The resources that are taken from the land are taken only for that exchange of things, always money, and those resources are without consciousness, so they cannot protest, in Anglo-Saxon cultural thinking at least. But what about when another culture, born of that land, has emotional ties to that land which lie as deep- if not deeper than- the minerals within it; have emotional ties running through the veins of all the things that grew on that on that land, who scream when their blood and rocks are wrenched from the planet without ceremonious reverence, without thanks?

To create a profit, someone has to loose what another is gaining. To exploit, one is making full use of and deriving benefit from something, in an unfair or underhanded way.

How many human beings actually value honesty?

But I digress. There are men doing honest dances to the live bands, wearing honest pants, and honest shoes. I am not sure of the honesty of their haircuts.

Honestly, they probably look much better in the nude than they do clothed.

Honestly, I probably look like an asshole clapping at the end of a song with a pen in my mouth.

A culture of acceptance around brutal honesty. Around around around.

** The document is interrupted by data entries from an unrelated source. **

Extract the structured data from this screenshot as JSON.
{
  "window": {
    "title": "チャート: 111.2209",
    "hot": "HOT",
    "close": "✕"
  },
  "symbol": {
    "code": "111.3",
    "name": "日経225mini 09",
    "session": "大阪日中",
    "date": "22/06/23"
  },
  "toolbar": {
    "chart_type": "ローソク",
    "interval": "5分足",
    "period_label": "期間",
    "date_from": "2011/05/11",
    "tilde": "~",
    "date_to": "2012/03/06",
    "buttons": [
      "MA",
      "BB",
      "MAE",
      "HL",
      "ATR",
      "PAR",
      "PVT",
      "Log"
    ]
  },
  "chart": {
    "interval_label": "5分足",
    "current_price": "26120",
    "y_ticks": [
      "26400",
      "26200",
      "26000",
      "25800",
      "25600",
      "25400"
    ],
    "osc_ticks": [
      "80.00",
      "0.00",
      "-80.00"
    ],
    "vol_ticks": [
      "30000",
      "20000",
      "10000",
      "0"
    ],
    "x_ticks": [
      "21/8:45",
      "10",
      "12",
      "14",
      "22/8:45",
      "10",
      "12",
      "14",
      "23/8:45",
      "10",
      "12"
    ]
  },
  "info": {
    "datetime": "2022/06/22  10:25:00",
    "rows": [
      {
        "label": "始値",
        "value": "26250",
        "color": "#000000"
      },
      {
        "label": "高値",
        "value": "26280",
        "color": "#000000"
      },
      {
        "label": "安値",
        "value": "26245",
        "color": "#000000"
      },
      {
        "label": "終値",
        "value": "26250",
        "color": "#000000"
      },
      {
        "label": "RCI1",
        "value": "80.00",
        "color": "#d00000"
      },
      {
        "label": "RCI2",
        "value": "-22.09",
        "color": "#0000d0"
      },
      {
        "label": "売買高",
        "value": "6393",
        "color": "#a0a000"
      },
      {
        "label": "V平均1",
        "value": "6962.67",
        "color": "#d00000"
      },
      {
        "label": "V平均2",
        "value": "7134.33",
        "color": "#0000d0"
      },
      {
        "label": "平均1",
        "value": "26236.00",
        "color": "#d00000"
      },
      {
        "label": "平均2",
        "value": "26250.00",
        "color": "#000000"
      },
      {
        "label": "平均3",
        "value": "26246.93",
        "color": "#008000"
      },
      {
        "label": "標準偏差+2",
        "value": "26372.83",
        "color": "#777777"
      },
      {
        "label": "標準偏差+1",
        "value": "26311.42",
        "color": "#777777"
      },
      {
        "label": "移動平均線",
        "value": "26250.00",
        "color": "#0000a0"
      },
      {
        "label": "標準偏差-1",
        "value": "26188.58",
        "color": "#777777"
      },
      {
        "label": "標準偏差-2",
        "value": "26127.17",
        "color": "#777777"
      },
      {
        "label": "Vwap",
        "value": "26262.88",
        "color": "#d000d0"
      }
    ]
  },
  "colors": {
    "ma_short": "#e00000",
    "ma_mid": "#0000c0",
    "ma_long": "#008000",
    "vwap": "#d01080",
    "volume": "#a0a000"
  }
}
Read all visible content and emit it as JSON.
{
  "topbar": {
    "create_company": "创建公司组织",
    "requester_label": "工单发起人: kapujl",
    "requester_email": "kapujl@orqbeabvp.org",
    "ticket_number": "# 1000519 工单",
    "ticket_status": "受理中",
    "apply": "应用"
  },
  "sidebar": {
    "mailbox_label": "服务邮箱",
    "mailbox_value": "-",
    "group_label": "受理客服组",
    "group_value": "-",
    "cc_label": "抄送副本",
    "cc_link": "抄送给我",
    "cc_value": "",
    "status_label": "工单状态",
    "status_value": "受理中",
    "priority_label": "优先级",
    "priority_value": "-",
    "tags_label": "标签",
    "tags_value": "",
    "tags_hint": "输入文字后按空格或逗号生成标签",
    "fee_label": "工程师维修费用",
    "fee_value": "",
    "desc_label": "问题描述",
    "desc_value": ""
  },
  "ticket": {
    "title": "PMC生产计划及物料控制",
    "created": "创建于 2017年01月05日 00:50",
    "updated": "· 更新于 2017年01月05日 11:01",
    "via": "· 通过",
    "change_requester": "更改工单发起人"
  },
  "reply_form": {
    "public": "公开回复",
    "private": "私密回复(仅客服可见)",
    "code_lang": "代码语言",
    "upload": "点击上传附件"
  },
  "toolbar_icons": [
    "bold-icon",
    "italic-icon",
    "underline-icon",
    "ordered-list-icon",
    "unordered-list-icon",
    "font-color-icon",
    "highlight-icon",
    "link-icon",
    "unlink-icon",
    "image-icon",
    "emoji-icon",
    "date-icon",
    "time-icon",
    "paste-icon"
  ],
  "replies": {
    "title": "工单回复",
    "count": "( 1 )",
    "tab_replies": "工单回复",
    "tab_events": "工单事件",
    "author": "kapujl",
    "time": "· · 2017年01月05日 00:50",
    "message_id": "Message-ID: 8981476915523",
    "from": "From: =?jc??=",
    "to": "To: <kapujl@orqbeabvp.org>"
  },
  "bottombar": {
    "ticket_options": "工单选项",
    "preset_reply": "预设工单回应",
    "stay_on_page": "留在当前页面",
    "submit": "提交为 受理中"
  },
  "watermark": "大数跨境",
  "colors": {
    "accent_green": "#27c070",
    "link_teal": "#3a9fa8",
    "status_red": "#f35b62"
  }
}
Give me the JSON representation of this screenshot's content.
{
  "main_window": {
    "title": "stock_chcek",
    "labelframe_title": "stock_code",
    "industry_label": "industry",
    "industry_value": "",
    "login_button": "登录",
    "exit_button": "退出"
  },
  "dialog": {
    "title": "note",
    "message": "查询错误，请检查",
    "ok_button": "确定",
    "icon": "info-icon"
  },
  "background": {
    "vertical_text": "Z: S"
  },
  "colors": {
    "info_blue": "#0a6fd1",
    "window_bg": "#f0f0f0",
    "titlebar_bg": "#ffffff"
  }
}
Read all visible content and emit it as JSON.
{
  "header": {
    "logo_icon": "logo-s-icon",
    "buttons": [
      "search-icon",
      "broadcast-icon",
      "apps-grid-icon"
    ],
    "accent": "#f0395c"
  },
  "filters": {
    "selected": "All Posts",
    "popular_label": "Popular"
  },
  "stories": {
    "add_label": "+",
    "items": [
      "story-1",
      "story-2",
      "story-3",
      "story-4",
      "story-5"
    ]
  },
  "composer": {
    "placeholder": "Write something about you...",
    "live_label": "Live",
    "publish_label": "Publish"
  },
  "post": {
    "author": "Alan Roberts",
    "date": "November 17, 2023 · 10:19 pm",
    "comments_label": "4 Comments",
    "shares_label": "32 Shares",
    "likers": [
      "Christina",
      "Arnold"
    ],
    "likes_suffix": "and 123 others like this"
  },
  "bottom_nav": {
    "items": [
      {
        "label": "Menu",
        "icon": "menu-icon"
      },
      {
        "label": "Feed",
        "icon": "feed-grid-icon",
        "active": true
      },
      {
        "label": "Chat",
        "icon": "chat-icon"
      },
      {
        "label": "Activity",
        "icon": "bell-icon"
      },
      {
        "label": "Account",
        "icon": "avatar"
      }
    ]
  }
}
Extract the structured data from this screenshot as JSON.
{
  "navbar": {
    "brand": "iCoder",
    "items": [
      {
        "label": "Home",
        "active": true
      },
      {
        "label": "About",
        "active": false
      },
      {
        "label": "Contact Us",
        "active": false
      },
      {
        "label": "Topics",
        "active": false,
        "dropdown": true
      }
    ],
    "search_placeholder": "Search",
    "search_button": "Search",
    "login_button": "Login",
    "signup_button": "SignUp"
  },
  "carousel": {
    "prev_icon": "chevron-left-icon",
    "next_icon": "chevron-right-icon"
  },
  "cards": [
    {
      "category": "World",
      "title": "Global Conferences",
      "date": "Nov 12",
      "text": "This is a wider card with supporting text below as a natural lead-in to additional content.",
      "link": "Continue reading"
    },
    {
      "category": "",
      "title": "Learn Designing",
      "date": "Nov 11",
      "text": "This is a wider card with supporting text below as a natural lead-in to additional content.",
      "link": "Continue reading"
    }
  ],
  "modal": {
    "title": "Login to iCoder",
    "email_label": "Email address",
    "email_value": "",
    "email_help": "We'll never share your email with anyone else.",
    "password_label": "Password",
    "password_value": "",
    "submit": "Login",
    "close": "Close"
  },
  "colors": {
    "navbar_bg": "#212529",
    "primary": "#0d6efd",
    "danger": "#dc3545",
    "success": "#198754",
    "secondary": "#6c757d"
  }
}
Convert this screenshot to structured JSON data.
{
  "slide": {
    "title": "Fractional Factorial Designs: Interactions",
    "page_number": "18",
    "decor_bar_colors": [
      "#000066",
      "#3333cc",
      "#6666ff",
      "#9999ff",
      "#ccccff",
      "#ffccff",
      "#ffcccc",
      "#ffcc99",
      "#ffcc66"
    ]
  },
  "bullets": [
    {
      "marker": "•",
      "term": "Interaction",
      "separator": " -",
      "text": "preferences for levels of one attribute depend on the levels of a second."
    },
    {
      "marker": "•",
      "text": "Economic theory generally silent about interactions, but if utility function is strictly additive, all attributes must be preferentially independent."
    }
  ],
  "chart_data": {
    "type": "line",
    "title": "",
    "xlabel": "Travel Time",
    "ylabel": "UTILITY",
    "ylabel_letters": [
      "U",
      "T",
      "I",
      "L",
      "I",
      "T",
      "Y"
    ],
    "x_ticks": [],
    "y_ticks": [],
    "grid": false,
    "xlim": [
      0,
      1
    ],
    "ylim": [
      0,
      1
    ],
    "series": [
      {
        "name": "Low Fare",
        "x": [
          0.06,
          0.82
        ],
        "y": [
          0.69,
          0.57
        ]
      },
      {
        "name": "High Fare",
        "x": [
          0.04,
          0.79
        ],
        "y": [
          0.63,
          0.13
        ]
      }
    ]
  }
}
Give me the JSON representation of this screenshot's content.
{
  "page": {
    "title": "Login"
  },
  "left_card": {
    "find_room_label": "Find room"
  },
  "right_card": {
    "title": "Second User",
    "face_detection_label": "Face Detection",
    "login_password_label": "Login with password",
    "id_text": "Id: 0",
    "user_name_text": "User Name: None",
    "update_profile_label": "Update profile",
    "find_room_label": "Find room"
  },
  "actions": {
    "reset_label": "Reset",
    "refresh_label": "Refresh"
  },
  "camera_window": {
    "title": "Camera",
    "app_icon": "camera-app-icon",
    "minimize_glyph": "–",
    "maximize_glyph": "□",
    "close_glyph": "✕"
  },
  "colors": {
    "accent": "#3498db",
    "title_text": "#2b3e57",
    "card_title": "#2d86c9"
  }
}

Overheard in the beer garden tonight:

1. “The biggest misconception about acting is that it’s lying, but it’s the TRUTH.”

2. “The government should push towards making beers in the morning acceptable.”
“Well, the government isn’t ever gunna do what we want, are they?”
…a brief conversation about a lack of unity in the country entails.

If you don’t know something, then either you a) haven’t seen it, b) haven’t gone searching for it, or c) haven’t been told it. The worst is when you’re not told the whole of it.

My left eye has been twitching for at least a month now.